App and web page records:
☆ ☆ ☆ ☆ ☆

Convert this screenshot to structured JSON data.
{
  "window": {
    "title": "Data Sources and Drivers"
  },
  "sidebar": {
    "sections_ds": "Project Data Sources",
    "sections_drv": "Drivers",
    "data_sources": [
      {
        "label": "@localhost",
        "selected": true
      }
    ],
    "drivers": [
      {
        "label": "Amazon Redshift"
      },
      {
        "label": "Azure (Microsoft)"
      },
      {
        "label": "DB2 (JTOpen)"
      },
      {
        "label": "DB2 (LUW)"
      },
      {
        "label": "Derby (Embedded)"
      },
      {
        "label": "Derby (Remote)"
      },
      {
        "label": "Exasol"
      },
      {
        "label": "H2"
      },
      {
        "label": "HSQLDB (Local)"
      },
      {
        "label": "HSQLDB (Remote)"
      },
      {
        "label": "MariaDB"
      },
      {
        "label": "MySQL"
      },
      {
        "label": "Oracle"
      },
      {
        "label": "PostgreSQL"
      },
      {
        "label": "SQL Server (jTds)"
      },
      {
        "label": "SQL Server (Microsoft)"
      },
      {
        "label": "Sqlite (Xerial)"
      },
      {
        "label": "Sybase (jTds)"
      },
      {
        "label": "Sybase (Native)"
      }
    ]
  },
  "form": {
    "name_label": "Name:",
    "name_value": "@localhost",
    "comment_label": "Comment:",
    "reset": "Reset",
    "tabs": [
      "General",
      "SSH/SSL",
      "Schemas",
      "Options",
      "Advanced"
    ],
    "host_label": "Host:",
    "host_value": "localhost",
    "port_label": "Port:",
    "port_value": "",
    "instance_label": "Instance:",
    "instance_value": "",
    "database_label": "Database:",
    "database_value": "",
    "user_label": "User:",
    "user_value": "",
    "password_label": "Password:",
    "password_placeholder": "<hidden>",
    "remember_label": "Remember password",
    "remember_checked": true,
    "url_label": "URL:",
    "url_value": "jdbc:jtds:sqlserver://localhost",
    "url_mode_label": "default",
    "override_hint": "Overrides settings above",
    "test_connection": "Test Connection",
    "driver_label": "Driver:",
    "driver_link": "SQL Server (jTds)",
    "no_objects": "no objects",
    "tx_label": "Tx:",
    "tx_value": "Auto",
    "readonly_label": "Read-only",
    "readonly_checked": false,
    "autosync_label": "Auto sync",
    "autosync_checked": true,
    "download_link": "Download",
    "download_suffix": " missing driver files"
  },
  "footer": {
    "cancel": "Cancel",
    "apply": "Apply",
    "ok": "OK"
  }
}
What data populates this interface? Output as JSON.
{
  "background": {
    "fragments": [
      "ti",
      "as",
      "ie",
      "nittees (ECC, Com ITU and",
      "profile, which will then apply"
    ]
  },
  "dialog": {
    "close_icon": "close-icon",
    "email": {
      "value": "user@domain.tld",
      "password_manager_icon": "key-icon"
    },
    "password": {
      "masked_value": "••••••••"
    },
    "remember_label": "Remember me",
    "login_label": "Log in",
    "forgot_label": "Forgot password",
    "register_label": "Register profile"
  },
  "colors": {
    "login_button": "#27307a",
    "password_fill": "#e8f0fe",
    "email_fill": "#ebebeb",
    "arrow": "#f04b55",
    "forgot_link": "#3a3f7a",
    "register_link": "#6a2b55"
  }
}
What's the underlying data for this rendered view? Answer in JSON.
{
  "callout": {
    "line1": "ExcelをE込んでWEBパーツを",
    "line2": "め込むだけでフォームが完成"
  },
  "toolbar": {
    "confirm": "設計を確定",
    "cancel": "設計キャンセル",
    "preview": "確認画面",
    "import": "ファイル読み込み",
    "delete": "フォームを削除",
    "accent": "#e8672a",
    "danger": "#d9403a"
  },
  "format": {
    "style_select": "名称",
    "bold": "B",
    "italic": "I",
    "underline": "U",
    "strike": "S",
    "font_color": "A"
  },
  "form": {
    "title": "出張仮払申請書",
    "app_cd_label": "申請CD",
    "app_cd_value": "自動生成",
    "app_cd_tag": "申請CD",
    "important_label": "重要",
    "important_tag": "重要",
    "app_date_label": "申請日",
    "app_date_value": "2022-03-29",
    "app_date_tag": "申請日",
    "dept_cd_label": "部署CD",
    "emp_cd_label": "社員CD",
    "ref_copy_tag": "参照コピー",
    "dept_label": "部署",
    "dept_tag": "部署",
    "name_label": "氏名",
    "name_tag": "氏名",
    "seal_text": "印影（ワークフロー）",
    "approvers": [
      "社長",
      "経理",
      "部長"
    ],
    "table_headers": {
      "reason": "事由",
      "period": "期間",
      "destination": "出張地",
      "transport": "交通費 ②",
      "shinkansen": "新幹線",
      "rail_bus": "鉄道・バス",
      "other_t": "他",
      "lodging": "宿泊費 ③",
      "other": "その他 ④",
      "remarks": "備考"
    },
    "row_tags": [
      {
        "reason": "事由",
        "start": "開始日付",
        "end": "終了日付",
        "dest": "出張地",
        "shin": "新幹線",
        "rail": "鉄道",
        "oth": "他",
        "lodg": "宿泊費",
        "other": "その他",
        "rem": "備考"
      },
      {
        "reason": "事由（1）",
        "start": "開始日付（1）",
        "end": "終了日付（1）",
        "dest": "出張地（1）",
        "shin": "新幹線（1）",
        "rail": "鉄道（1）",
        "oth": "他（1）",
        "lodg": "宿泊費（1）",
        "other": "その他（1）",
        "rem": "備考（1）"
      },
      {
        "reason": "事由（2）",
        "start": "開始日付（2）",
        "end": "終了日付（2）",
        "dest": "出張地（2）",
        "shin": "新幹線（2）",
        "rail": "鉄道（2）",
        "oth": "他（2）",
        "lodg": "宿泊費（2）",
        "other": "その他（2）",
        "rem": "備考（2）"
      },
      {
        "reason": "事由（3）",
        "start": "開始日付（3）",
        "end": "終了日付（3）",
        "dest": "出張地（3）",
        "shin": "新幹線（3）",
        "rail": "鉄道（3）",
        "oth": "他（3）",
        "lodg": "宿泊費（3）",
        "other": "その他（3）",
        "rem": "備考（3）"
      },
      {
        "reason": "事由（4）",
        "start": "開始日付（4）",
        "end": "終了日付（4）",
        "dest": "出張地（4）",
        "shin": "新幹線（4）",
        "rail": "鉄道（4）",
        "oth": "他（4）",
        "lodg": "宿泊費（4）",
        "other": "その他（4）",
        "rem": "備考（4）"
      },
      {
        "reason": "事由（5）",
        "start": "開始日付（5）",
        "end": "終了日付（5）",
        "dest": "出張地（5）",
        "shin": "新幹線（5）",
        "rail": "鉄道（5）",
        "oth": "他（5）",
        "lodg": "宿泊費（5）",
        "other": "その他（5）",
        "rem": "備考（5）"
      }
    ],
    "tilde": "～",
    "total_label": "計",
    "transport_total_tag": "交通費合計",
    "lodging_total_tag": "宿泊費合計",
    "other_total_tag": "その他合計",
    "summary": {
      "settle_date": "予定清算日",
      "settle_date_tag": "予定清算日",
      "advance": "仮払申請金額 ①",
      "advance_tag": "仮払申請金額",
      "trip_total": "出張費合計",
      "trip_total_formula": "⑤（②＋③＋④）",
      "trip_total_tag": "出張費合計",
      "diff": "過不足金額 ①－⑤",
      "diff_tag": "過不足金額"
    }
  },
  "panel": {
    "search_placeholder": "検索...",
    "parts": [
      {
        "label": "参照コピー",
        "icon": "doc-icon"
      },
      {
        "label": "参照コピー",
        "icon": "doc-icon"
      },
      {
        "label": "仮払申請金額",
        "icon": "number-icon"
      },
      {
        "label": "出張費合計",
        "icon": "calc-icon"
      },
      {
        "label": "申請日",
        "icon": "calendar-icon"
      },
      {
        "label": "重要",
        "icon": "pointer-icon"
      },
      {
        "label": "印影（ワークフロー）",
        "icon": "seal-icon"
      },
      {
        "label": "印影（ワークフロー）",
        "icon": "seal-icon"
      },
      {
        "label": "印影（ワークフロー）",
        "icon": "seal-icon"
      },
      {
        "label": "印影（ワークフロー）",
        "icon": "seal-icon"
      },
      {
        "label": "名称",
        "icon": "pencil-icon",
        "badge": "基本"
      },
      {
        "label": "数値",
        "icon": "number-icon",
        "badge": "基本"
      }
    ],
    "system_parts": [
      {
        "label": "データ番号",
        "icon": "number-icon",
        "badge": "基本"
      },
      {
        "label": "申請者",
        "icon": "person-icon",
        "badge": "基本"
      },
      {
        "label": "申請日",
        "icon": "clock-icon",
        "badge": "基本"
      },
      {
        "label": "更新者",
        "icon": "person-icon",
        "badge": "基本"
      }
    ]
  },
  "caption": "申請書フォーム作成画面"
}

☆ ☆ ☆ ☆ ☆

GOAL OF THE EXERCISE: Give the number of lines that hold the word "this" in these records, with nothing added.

TASK ANSWER: 3